I have been mulling over Patrick Mattimore’s op-ed in China Daily, where he argues that a commercialized media cannot adequately serve the public interest, for some days now, and I thought I’d just put my two cents into the piggy bank. Original piece in italics.
When partisan American news sources, such as Rupert Murdoch’s News Corporation, behave unethically, it is no surprise. News Corp., which owns Fox News and the Wall Street Journal, recently gave $1 Million to the Republican Governors’ Association and a spokesperson for the company avowed that the gift would not influence the company’s coverage of political campaigns. That’s probably true. Fox News has never been a fair and balanced source and contributing to Republican causes merely reinforces News Corp’s. lack of objectivity.
Fair enough, but at the same time, the author indicates that the political stance of the press companies he talks about seems to be relatively well known. In other words, any reader/viewer with half a brain will have at least some basis on which to interpret the reporting.
A more subtle question is whether US newspapers, which are often part of large conglomerates otherwise unrelated to reporting or critiquing the news, can behave objectively in serving the public’s interest, when challenged to make a profit.
Many points at once here. US newspapers are part of large conglomerates. Fine, but how does this relate to the question of being challenged to make a profit? I would say that independent newspapers, unless funded by the government, would still need to make a profit, or they will go bankrupt, right?
One recent example where the public’s interest has taken a backseat to corporation profit involves the Washington Post. An editorial in that newspaper criticized the US government’s proposal to crack down on “for-profit” colleges. The government’s proposed legislation would deny loans to students attending for-profit colleges where high percentages of borrowers fail to repay the loans. The US Government’s Accountability Office released a report in early August about its investigation of fifteen for-profit colleges. Undercover investigators, posing as students interested in enrolling at the for-profit colleges, found that recruiters at all 15 schools misled potential students about their programs’ cost, quality, duration, or the average salary of graduates. Only about 10 percent of the post-secondary student population attend for-profit colleges, but those students borrow roughly 25 percent of federally allocated student-loan funds and have much higher default rates on average than students attending non-profit colleges.The Washington Post’s editorial flies in the face of other liberal media, such as The New York Times. Those media have generally supported the Administration’s proposal. Some newspapers, such as the Los Angeles Times, have suggested that the proposed limits don’t go far enough. The Post’s editorial is baffling, until one considers that the most profitable part of the Washington Post Company is Kaplan Inc., which contributed 62 percent to the Company’s bottom line last quarter. Kaplan Inc.’s most profitable division was its for-profit college sector. The Post qualified its editorial by admitting its conflict of interest, but the fact that the newspaper is up-front about its stake in the debate does not make the editorial okay. That’s like having a mother of a child who is in a beauty contest admit that she is the parent of one of the contestants before she judges the contest. Being up-front does not eliminate bias and the Post should have taken a hands-off attitude to writing about this issue.

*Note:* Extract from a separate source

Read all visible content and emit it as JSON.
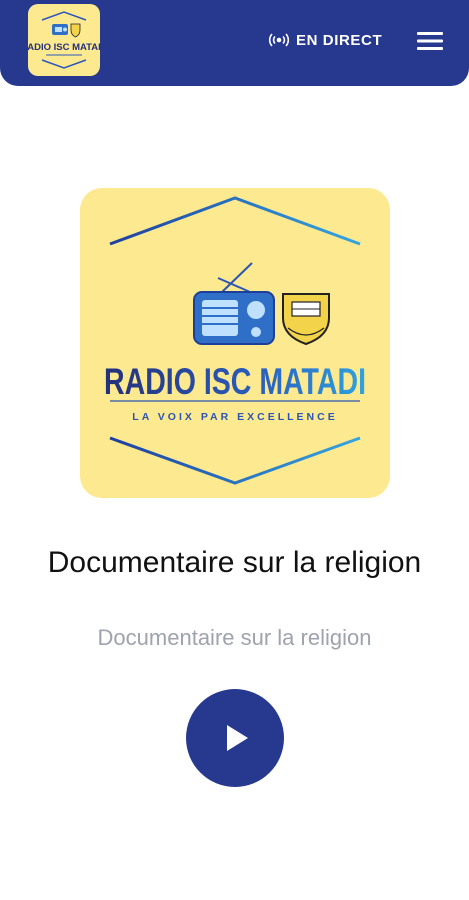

It may not eliminate bias, but it does provide transparency. The Post could have not written about it, true, but at least they are being honest. And let’s be honest ourselves. Bias, to a certain extent, is unavoidable, so disclosure is ever more important.
The legendary former chairman of the Washington Post Co., Katherine Graham, wrote that “media in the United States are essentially commercial ventures.” She’s right. American newspapers have always been beholden to commercial interests and about seventy to eighty percent of a typical American newspaper’s revenues are generated by advertising. Newspapers, however, must assiduously guard against allowing business interests to drive their journalism. The cost of maintaining a free press is that it remain independent. Mainstream US media, like the Post, dishonor themselves when they act as shills for their own corporate interests instead of putting the public’s interest first.

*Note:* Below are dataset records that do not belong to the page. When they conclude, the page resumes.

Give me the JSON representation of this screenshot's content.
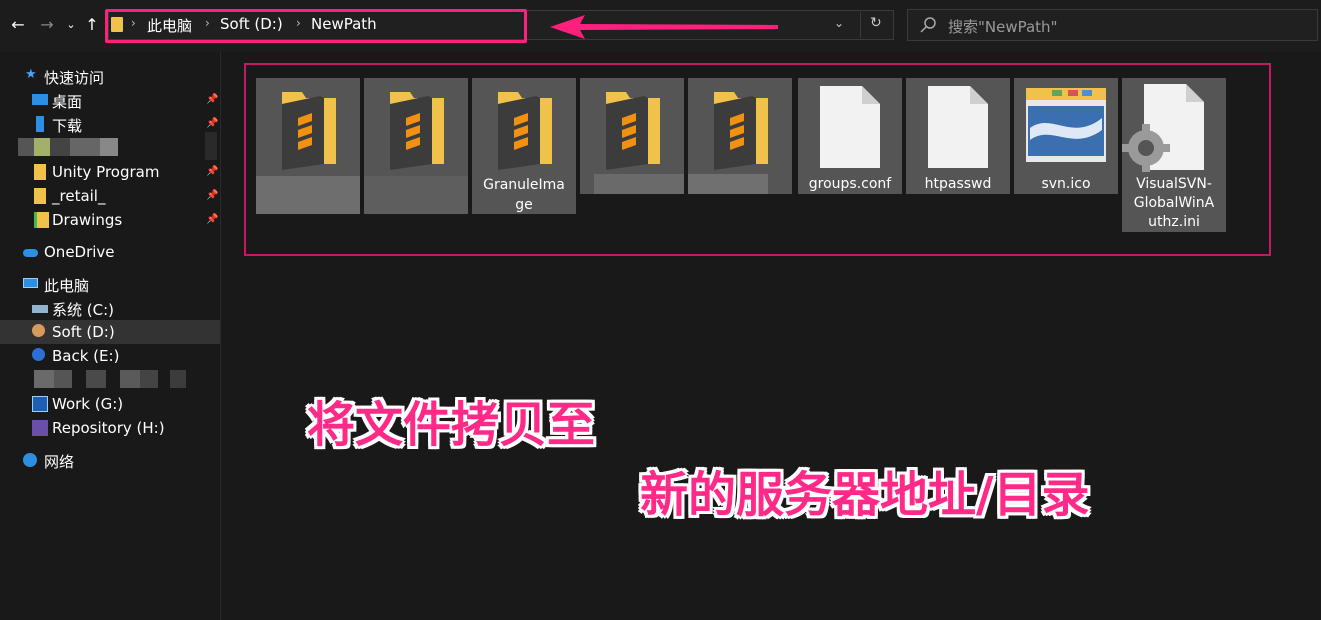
{
  "address": {
    "crumbs": [
      "此电脑",
      "Soft (D:)",
      "NewPath"
    ],
    "dropdown_icon": "chevron-down-icon",
    "refresh_icon": "refresh-icon"
  },
  "search": {
    "placeholder": "搜索\"NewPath\""
  },
  "nav": {
    "back_icon": "back-arrow-icon",
    "forward_icon": "forward-arrow-icon",
    "recent_icon": "chevron-down-icon",
    "up_icon": "up-arrow-icon"
  },
  "sidebar": {
    "quick_access": "快速访问",
    "items": [
      {
        "label": "桌面",
        "pinned": true
      },
      {
        "label": "下载",
        "pinned": true
      },
      {
        "label": "Unity Program",
        "pinned": true
      },
      {
        "label": "_retail_",
        "pinned": true
      },
      {
        "label": "Drawings",
        "pinned": true
      }
    ],
    "onedrive": "OneDrive",
    "this_pc": "此电脑",
    "drives": [
      {
        "label": "系统 (C:)"
      },
      {
        "label": "Soft (D:)",
        "selected": true
      },
      {
        "label": "Back (E:)"
      },
      {
        "label": "Work (G:)"
      },
      {
        "label": "Repository (H:)"
      }
    ],
    "network": "网络"
  },
  "files": [
    {
      "name": "",
      "type": "folder"
    },
    {
      "name": "",
      "type": "folder"
    },
    {
      "name": "GranuleImage",
      "lines": [
        "GranuleIma",
        "ge"
      ],
      "type": "folder"
    },
    {
      "name": "",
      "type": "folder"
    },
    {
      "name": "",
      "type": "folder"
    },
    {
      "name": "groups.conf",
      "lines": [
        "groups.conf"
      ],
      "type": "file"
    },
    {
      "name": "htpasswd",
      "lines": [
        "htpasswd"
      ],
      "type": "file"
    },
    {
      "name": "svn.ico",
      "lines": [
        "svn.ico"
      ],
      "type": "image"
    },
    {
      "name": "VisualSVN-GlobalWinAuthz.ini",
      "lines": [
        "VisualSVN-",
        "GlobalWinA",
        "uthz.ini"
      ],
      "type": "settings"
    }
  ],
  "annotations": {
    "line1": "将文件拷贝至",
    "line2": "新的服务器地址/目录"
  },
  "colors": {
    "highlight": "#ff1f7d",
    "folder": "#f0c14b",
    "accent_orange": "#f29111"
  }
}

Again, are these two points related? Saying that American newspapers are driven by advertising, fine. Saying that there is a conflict of interest when newspapers report on matters relating to other companies within their larger conglomerates, fine. But does the latter point reinforce the former? Again, if all newspapers were independent companies, would they rely less on advertising? Might there not be other interests at stake in their reporting? And more important, what is THE public interest?
My personal point of view is that the current composition of media relatively accurately reflects the fact that the US is a pluralist nation, with different groups, different interests and therefore different audiences. The point is that there must be honesty about backgrounds and competition of ideas. The fact that there is competition will cause that there will tend to be a relative distribution of views. Newspapers truly going out of line may find themselves in court, being liable for slander, and what not. While the US media system may be far from “perfect” (a highly moral and normative word, to say the least) there is at least some measure of transparency, accountability and debate.

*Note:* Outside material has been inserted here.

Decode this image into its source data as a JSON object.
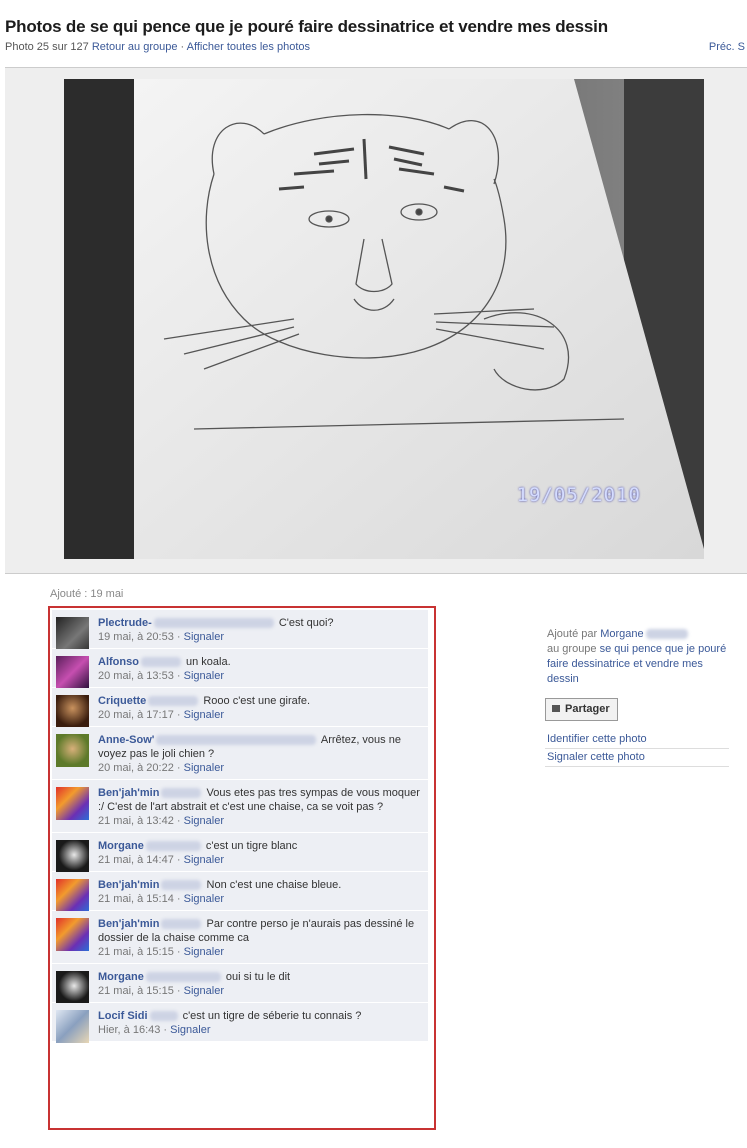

And why is this piece in China Daily, the well-known beacon of the independent press, completely unbeholden to editorial interference? If this is meant to be a contribution to a debate inside the United States, it should be published there. Otherwise it is simply a mobilizing piece meant to counter potential Chinese press freedom activists.